Exploring new frontiers in microbiology
In the 1970s a 'third domain of life' was discovered. Archaea are deemed remarkable objects of investigation due to their exquisitely distinctive biological properties and macromolecules. This discovery sparked many questions about the origin of life and the potential to understand how biological systems work, as archaeal organisms provide unique resources for investigations, to uncover the diversity and complexity of the immune system.
Microbiologists began to piece together how biological systems work from their constituent parts, allowing scientists to design organisms that perform a bespoke function. As the field of synthetic biology develops, real-world applications are moving from the realms of ideas and laboratory-confined research towards implementation.
Originally, many scientists were under the impression that deep-sea vents held the key to where life originated. Compounds found here, could be synthesised at the bottom of our oceans, and despite it being dark, there are lots of organic molecules and micro-organisms where life has been found. This led scientists to take their research beyond our world, conducting missions to planets including Mars. They have been looking to identify if the ‘Red Planet’ had oceans in the past, given that we know micro-organisms have the capacity to survive in water.
Why does exploring new frontiers matter to microbiology?

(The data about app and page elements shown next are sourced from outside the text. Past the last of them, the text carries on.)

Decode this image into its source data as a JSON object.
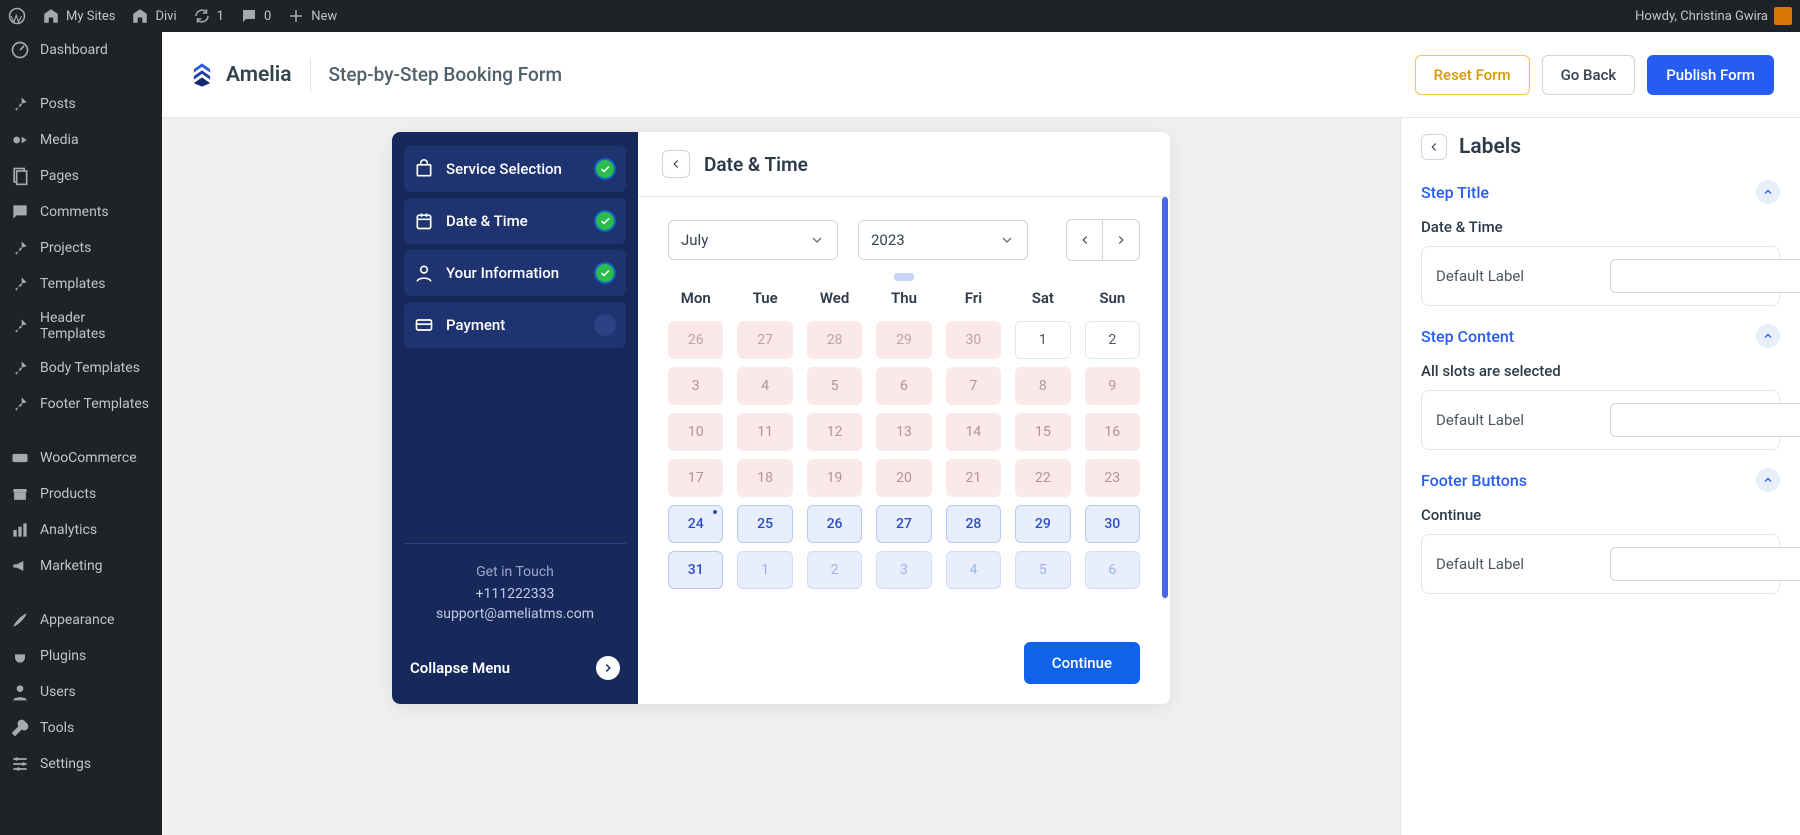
{
  "wp_adminbar": {
    "my_sites": "My Sites",
    "site_name": "Divi",
    "updates": "1",
    "comments": "0",
    "new": "New",
    "howdy": "Howdy, Christina Gwira"
  },
  "wp_menu": {
    "dashboard": "Dashboard",
    "posts": "Posts",
    "media": "Media",
    "pages": "Pages",
    "comments": "Comments",
    "projects": "Projects",
    "templates": "Templates",
    "header_templates": "Header Templates",
    "body_templates": "Body Templates",
    "footer_templates": "Footer Templates",
    "woocommerce": "WooCommerce",
    "products": "Products",
    "analytics": "Analytics",
    "marketing": "Marketing",
    "appearance": "Appearance",
    "plugins": "Plugins",
    "users": "Users",
    "tools": "Tools",
    "settings": "Settings"
  },
  "amelia": {
    "brand": "Amelia",
    "breadcrumb": "Step-by-Step Booking Form",
    "reset": "Reset Form",
    "go_back": "Go Back",
    "publish": "Publish Form"
  },
  "booking": {
    "steps": {
      "service": "Service Selection",
      "datetime": "Date & Time",
      "info": "Your Information",
      "payment": "Payment"
    },
    "contact": {
      "title": "Get in Touch",
      "phone": "+111222333",
      "email": "support@ameliatms.com"
    },
    "collapse": "Collapse Menu",
    "main_title": "Date & Time",
    "month": "July",
    "year": "2023",
    "weekdays": [
      "Mon",
      "Tue",
      "Wed",
      "Thu",
      "Fri",
      "Sat",
      "Sun"
    ],
    "rows": [
      [
        {
          "n": "26",
          "t": "prev"
        },
        {
          "n": "27",
          "t": "prev"
        },
        {
          "n": "28",
          "t": "prev"
        },
        {
          "n": "29",
          "t": "prev"
        },
        {
          "n": "30",
          "t": "prev"
        },
        {
          "n": "1",
          "t": "curr"
        },
        {
          "n": "2",
          "t": "curr"
        }
      ],
      [
        {
          "n": "3",
          "t": "past"
        },
        {
          "n": "4",
          "t": "past"
        },
        {
          "n": "5",
          "t": "past"
        },
        {
          "n": "6",
          "t": "past"
        },
        {
          "n": "7",
          "t": "past"
        },
        {
          "n": "8",
          "t": "past"
        },
        {
          "n": "9",
          "t": "past"
        }
      ],
      [
        {
          "n": "10",
          "t": "past"
        },
        {
          "n": "11",
          "t": "past"
        },
        {
          "n": "12",
          "t": "past"
        },
        {
          "n": "13",
          "t": "past"
        },
        {
          "n": "14",
          "t": "past"
        },
        {
          "n": "15",
          "t": "past"
        },
        {
          "n": "16",
          "t": "past"
        }
      ],
      [
        {
          "n": "17",
          "t": "past"
        },
        {
          "n": "18",
          "t": "past"
        },
        {
          "n": "19",
          "t": "past"
        },
        {
          "n": "20",
          "t": "past"
        },
        {
          "n": "21",
          "t": "past"
        },
        {
          "n": "22",
          "t": "past"
        },
        {
          "n": "23",
          "t": "past"
        }
      ],
      [
        {
          "n": "24",
          "t": "avail",
          "dot": true
        },
        {
          "n": "25",
          "t": "avail"
        },
        {
          "n": "26",
          "t": "avail"
        },
        {
          "n": "27",
          "t": "avail"
        },
        {
          "n": "28",
          "t": "avail"
        },
        {
          "n": "29",
          "t": "avail"
        },
        {
          "n": "30",
          "t": "avail"
        }
      ],
      [
        {
          "n": "31",
          "t": "avail"
        },
        {
          "n": "1",
          "t": "next"
        },
        {
          "n": "2",
          "t": "next"
        },
        {
          "n": "3",
          "t": "next"
        },
        {
          "n": "4",
          "t": "next"
        },
        {
          "n": "5",
          "t": "next"
        },
        {
          "n": "6",
          "t": "next"
        }
      ]
    ],
    "continue": "Continue"
  },
  "panel": {
    "title": "Labels",
    "sections": {
      "step_title": {
        "heading": "Step Title",
        "field_label": "Date & Time",
        "default_label": "Default Label"
      },
      "step_content": {
        "heading": "Step Content",
        "field_label": "All slots are selected",
        "default_label": "Default Label"
      },
      "footer_buttons": {
        "heading": "Footer Buttons",
        "field_label": "Continue",
        "default_label": "Default Label"
      }
    }
  }
}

As we have progressed through the 21st century, we have expanded and developed our understanding of how microbes are related to and interact with each other. Microbiology research has been, and continues to be, central to meeting many of the current global aspirations and challenges, such as maintaining food, water and energy security for a healthy population on a habitable earth. Through research, microbiology helps answer big questions such as 'how diverse is life on Earth?', and 'does life exist elsewhere in the Universe'?
We will explore three key areas which are helping us to develop a better understanding of new frontiers in microbiology below. Click on each content hub to find out more about how the microbiology community is working to understand how research has evolved, and access our further reading materials and additional resources.
The third domain of life was discovered in the 1970s. This mysterious group of organisms, the Archaea, remain one of the biggest puzzles in microbiology. Although superficially they look similar to bacteria, in evolutionary terms they couldn’t be more different.
Synthetic biology is a field that applies engineering principals, such as mathematical modelling or modularisation, to biological research. One of the technical advances that has significantly increased the ability to undertake synthetic biology, has been to artificially synthesise DNA, in order to create DNA parts.
One of the biggest questions in astrobiology is how life originated on Earth. The building blocks of life and the organic molecules fundamental to life were present on Earth from the primitive Earth, where the basic unit of life, a cell, was formed. How this was done, is one of the main focused areas of research within astrobiology.